One of the largest cities in Europe, a home for 10 million people, Moscow managed to preserve great number of historical monuments as well as its old urban structure. Russians say that the history of Moscow is the history of the whole Russian country. In the night Moscow is especially beautiful. Enjoy the view of Kremlin towers, History Museum and Cathedral of St. Basil with colorful onion-shape domes. Visit the Sparrow Hills – the highest place of Moscow with breathtaking panorama of the capital.
The Moscow Kremlin is an outstanding monument of Russian history, enclosing an area of 70 acres. The walls are about half a mile long and up to 62 feet high and 21 feet thick, with 20 towers and gates. During the walking tour you will see the Cathedral Square, Belfry of Ivan the Terrible, Tsar Bell and Tsar Cannon and visit one of ancient cathedrals.
Visit the most precious gem of the Kremlin – the Armory, Treasury of Tsars. The collection consists of many precious gifts once presented to Russian Tsars by foreign monarchs and ambassadors as well as their thrones, clothes, beautifully carved gilded ceremonial carriages, Tsar’s regalia and ceremonial armor. You will also see many pieces of applied art and jewelry including famous Faberge works
The Diamond Fund of Kremlin is also woth seeing. It is not a large museum, but its collection is really unique.
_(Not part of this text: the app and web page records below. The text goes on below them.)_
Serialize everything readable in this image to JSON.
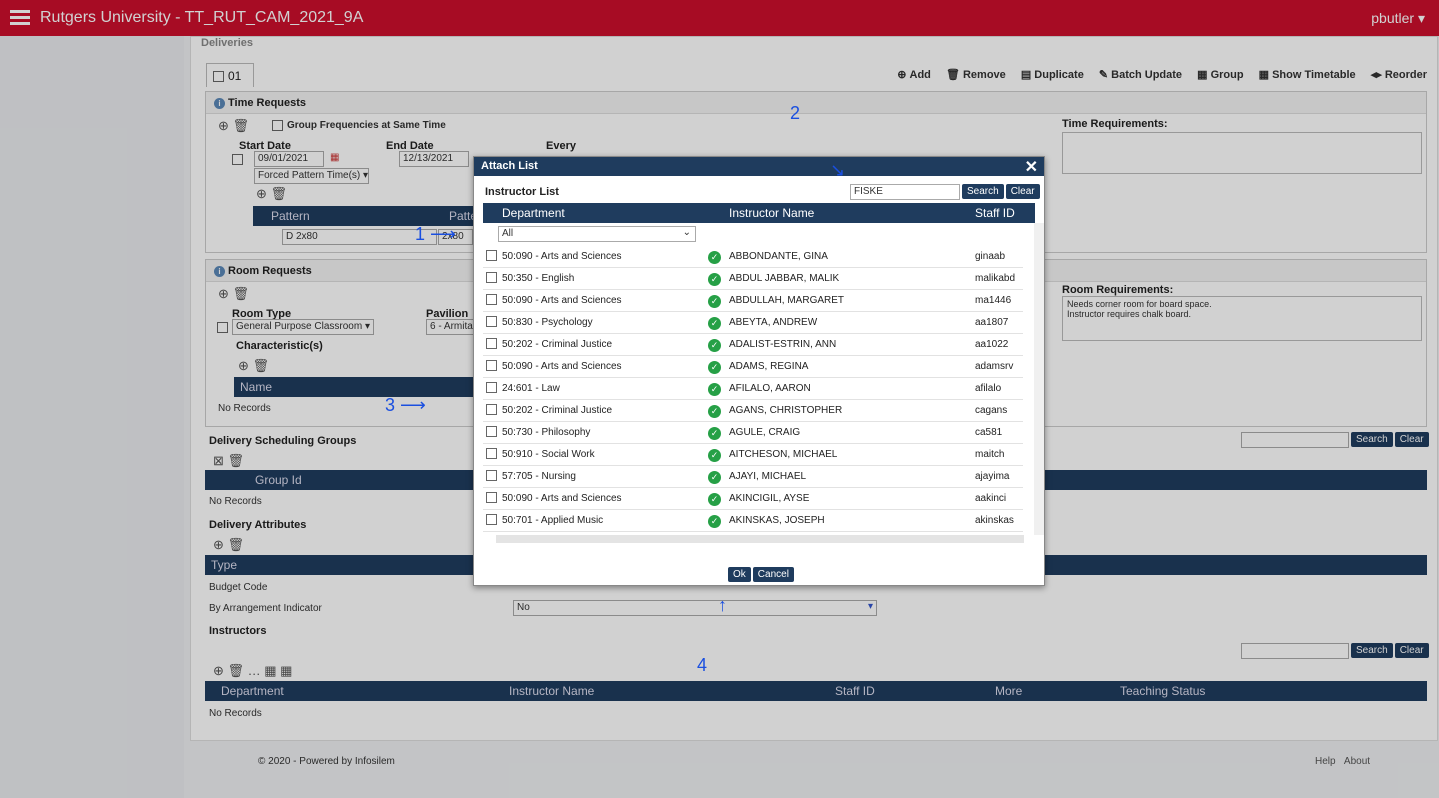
{
  "app": {
    "title": "Rutgers University - TT_RUT_CAM_2021_9A",
    "user": "pbutler"
  },
  "deliveries": {
    "label": "Deliveries",
    "tab": "01"
  },
  "toolbar": {
    "add": "Add",
    "remove": "Remove",
    "duplicate": "Duplicate",
    "batch_update": "Batch Update",
    "group": "Group",
    "show_timetable": "Show Timetable",
    "reorder": "Reorder"
  },
  "time_requests": {
    "title": "Time Requests",
    "group_freq": "Group Frequencies at Same Time",
    "start_date_label": "Start Date",
    "start_date": "09/01/2021",
    "end_date_label": "End Date",
    "end_date": "12/13/2021",
    "every_label": "Every",
    "pattern_mode": "Forced Pattern Time(s)",
    "pattern_col": "Pattern",
    "pattern_col2": "Patte",
    "pattern_value": "D 2x80",
    "pattern_value2": "2x80",
    "requirements_label": "Time Requirements:"
  },
  "room_requests": {
    "title": "Room Requests",
    "room_type_label": "Room Type",
    "room_type": "General Purpose Classroom",
    "pavilion_label": "Pavilion",
    "pavilion": "6 - Armitag",
    "characteristics_label": "Characteristic(s)",
    "name_col": "Name",
    "no_records": "No Records",
    "requirements_label": "Room Requirements:",
    "requirements_text": "Needs corner room for board space.\nInstructor requires chalk board."
  },
  "scheduling_groups": {
    "title": "Delivery Scheduling Groups",
    "group_col": "Group Id",
    "no_records": "No Records",
    "search": "Search",
    "clear": "Clear"
  },
  "attributes": {
    "title": "Delivery Attributes",
    "type_col": "Type",
    "budget_code": "Budget Code",
    "by_arrangement": "By Arrangement Indicator",
    "by_arrangement_value": "No"
  },
  "instructors": {
    "title": "Instructors",
    "search": "Search",
    "clear": "Clear",
    "cols": [
      "Department",
      "Instructor Name",
      "Staff ID",
      "More",
      "Teaching Status"
    ],
    "no_records": "No Records"
  },
  "dialog": {
    "title": "Attach List",
    "close": "✕",
    "list_label": "Instructor List",
    "search_value": "FISKE",
    "search": "Search",
    "clear": "Clear",
    "dept_col": "Department",
    "name_col": "Instructor Name",
    "staff_col": "Staff ID",
    "filter": "All",
    "ok": "Ok",
    "cancel": "Cancel",
    "rows": [
      {
        "dept": "50:090 - Arts and Sciences",
        "name": "ABBONDANTE, GINA",
        "staff": "ginaab"
      },
      {
        "dept": "50:350 - English",
        "name": "ABDUL JABBAR, MALIK",
        "staff": "malikabd"
      },
      {
        "dept": "50:090 - Arts and Sciences",
        "name": "ABDULLAH, MARGARET",
        "staff": "ma1446"
      },
      {
        "dept": "50:830 - Psychology",
        "name": "ABEYTA, ANDREW",
        "staff": "aa1807"
      },
      {
        "dept": "50:202 - Criminal Justice",
        "name": "ADALIST-ESTRIN, ANN",
        "staff": "aa1022"
      },
      {
        "dept": "50:090 - Arts and Sciences",
        "name": "ADAMS, REGINA",
        "staff": "adamsrv"
      },
      {
        "dept": "24:601 - Law",
        "name": "AFILALO, AARON",
        "staff": "afilalo"
      },
      {
        "dept": "50:202 - Criminal Justice",
        "name": "AGANS, CHRISTOPHER",
        "staff": "cagans"
      },
      {
        "dept": "50:730 - Philosophy",
        "name": "AGULE, CRAIG",
        "staff": "ca581"
      },
      {
        "dept": "50:910 - Social Work",
        "name": "AITCHESON, MICHAEL",
        "staff": "maitch"
      },
      {
        "dept": "57:705 - Nursing",
        "name": "AJAYI, MICHAEL",
        "staff": "ajayima"
      },
      {
        "dept": "50:090 - Arts and Sciences",
        "name": "AKINCIGIL, AYSE",
        "staff": "aakinci"
      },
      {
        "dept": "50:701 - Applied Music",
        "name": "AKINSKAS, JOSEPH",
        "staff": "akinskas"
      }
    ]
  },
  "annotations": {
    "a1": "1",
    "a2": "2",
    "a3": "3",
    "a4": "4"
  },
  "footer": {
    "copyright": "© 2020 - Powered by Infosilem",
    "help": "Help",
    "about": "About"
  }
}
You will see the largest nuggets of silver, gold and platinum ever found in nature, differently shaped giants diamonds and brilliants followed by state-of-the-art collection of Imperial jewelry ending with Czar’s regalia covered with hundreds of diamonds.
Explore the famous Red Square by foot. Enter the square through the Iverskaya Gate near the small church of our Lady of Kazan, both ruined shortly after the Revolution and reconstructed in 2000. You will see the beautiful red-brick building of the History Museum, oldest department store GUM with a very long façade, the place of execution, ending with the famous St. Basil’s cathedral, perhaps the most eye-catching structure in Moscow.
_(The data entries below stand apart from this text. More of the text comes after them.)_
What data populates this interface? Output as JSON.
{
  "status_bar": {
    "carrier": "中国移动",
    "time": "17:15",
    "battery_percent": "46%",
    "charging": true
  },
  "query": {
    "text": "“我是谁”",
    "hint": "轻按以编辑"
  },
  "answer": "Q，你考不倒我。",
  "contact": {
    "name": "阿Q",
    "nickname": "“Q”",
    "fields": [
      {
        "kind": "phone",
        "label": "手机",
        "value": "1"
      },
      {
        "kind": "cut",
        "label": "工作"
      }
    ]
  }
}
The Moscow metro is not the oldest one in the world. However, the architectural style and fascinating marble decor of many stations deserved the name of the “Underground Palace”. The first line built in the 30-ies abounds with naïve revolutionary symbols and sculptures. The decoration of after-war lines built in the 50-ies is much more exuberant because it had to demonstrate the advantages of a new socialist society.
Visit Bunker “Tagansky” – one of the most secret military facilities of the former USSR – a Secured Command Post «Tagansky». Built deep under the ground in the residential area of Old Moscow in the 50-ies it was meant to be a shelter of the Chief Commander and the government in case of nuclear attack. It was removed from the secret list in the early 90-ies. During the tour through the secret tunnels, you will be shown samples of arming and communication equipment as well as a short movie about the history of the Cold War. The bravest of you can simulate a launch of nuclear missile.
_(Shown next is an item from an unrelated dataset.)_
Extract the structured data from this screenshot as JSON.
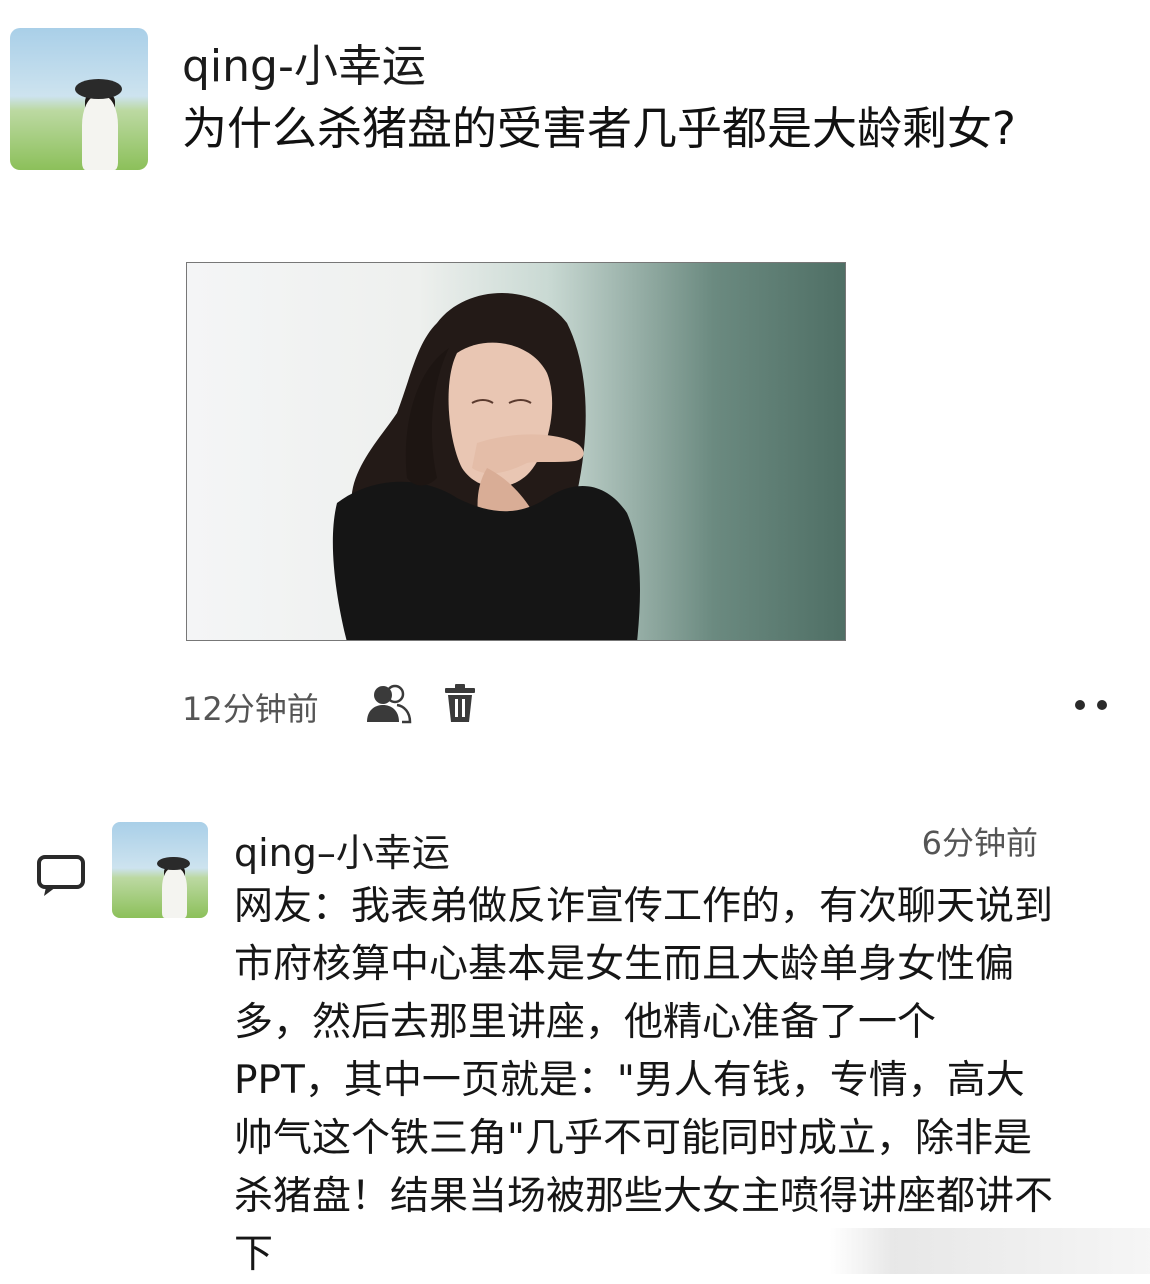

Visit the Cathedral of Christ the Savior which has the most dramatic history reflecting the history of the whole country. Built in the course of 40 years and completed in 1883 the Cathedral commemorated the victory over Napoleon in 1812. Closed in 1917 after the Revolution it was blown up by the order of Stalin in 1931. A giant open-air swimming pool was built on its place in the 60-ies. A decision to rebuild the cathedral was taken in 1990. Restored to its full splendor in 2000, the Christ Cathedral has again become a dominating landmark of the Russian capital.
Not far from the cathedral you will see the giant statue of the first Russian Emperor – Peter the Great. The proportions of the monument can be compared with Rio’s Christ the Savior. The work of Georgian architect Tseretely, a close friend of Moscow’s mayor, for several years the monument has been a theme for constant jokes.
Visit the ancient Novodevichy Convent. The red and white fortified walls and golden domes of the convent make it one of Moscow’s most beautiful monasteries. It was founded by the Czar Vasily III in 1524. Many wives and widows of Russian Czars ended their lives here having handed over all their wealth to the monastery. The convent looks like the Kremlin in miniature. The cemetery, adjacent to the convent, is a very special place to visit – it has the graves of many famous people such as Chekhov and Bulgakov, Shostakovich and Scryabin, , Stalin’s wife and Khrushchev, Raisa Gorbatcheva and maestro Rostropovich among others.